After the Supreme Court ruled in favor of DREAMers and upheld Deferred Action for Childhood Arrivals (DACA), immigrants under Temporary Protection Status (TPS) hope their right to stay in the United States will remain as well.

“The reason we feel optimistic is because the U.S. Supreme Court decided in favor of DACA and the arguments that the lawyers were using are exactly the same arguments that we’re using in the defense case,” said National Day Laborer Organizing Network Co-Executive Director Pablo Alvarado

Alvarado and several others, many of whom are TPS holders, gathered outside the U.S. Court of Appeals for the Ninth Circuit, to rally for the extension of the TPS program. They plan to meet outside the courthouse every week until the verdict is announced.

The court is hearing a case, Ramos v. Nielsen, filed by TPS holders and their U.S. citizen children from Sudan, Nicaragua, Haiti and El Salvador. The case argues, among other things, that the termination of TPS by the U.S. government violated the Administrative Procedure Act and believed it was an act of racism that violates the constitution.

“There are three arguments essentially,” Alvarado said. “No. 1 is that the president—when he decided to terminate TPS for over 300,000 families—violated the constitution and the Administrative Procedures Act. No. 2, the president was motivated by racism when he decided to terminate TPS… He referred to the countries where [TPS] people come from as sh— hole countries.

Alvarado also stated the executive order to terminate TPS places families in possible situations where children and their parents will be separated.

“They have to choose between their parents and their country,” said Alvarado.

Created by Congress through the Immigration Act of 1990, TPS offers temporary immigration status to nationals of certain countries experiencing ongoing armed conflict, environmental disaster or extraordinary and temporary conditions.
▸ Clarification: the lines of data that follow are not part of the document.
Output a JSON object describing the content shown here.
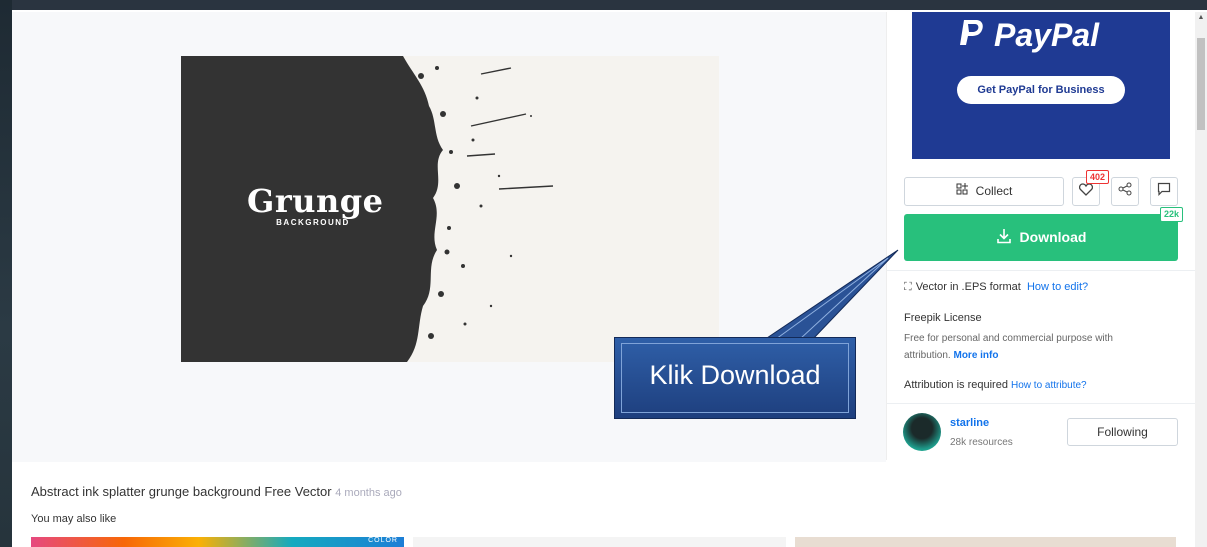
{
  "ad": {
    "logo_text": "PayPal",
    "button_label": "Get PayPal for Business"
  },
  "preview": {
    "title": "Grunge",
    "subtitle": "BACKGROUND"
  },
  "actions": {
    "collect_label": "Collect",
    "likes_count": "402",
    "download_label": "Download",
    "downloads_count": "22k"
  },
  "info": {
    "format_text": "Vector in .EPS format",
    "how_to_edit": "How to edit?",
    "license_title": "Freepik License",
    "license_text": "Free for personal and commercial purpose with attribution.",
    "more_info": "More info",
    "attribution_text": "Attribution is required",
    "how_to_attribute": "How to attribute?"
  },
  "author": {
    "name": "starline",
    "resources": "28k resources",
    "follow_label": "Following"
  },
  "callout": {
    "text": "Klik Download"
  },
  "main": {
    "resource_title": "Abstract ink splatter grunge background Free Vector",
    "time_ago": "4 months ago",
    "related_heading": "You may also like",
    "thumb1_label": "COLOR"
  },
  "colors": {
    "download_green": "#28c07c",
    "link_blue": "#1273eb",
    "paypal_blue": "#1f3a93",
    "badge_red": "#ee3333"
  },
  "icons": [
    "paypal-icon",
    "collect-icon",
    "heart-icon",
    "share-icon",
    "comment-icon",
    "download-icon",
    "vector-format-icon",
    "scroll-up-icon"
  ]
}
Recipients are given a temporary work permit and a temporary stay of deportation.

There are 10 countries with TPS designations and, according to the Pew Research Center, there are over 317,000 TPS holders in the United States. The three countries with the most TPS recipients are El Salvador, Honduras and Haiti.

According to a study by the Immigrant Legal Resource Center, TPS holders from just El Salvador, Honduras and Haiti have contributed $4.5 billion to the GDP of the United States. During this pandemic, according to Nicole Prchal Svajenka from the progressive think tank, Center for American Progress, about 131,000 are essential workers with almost 28,000 in California.

Alvarado is optimistic the courts will rule in favor of the TPS holders and he plans to join the protestors every Monday to countdown the days until their status is upheld.

“Every Monday we’re going to be here,” Alvarado said. “It’s a countdown to either justice or injustice. We are optimistic and we believe that it is a countdown to justice.”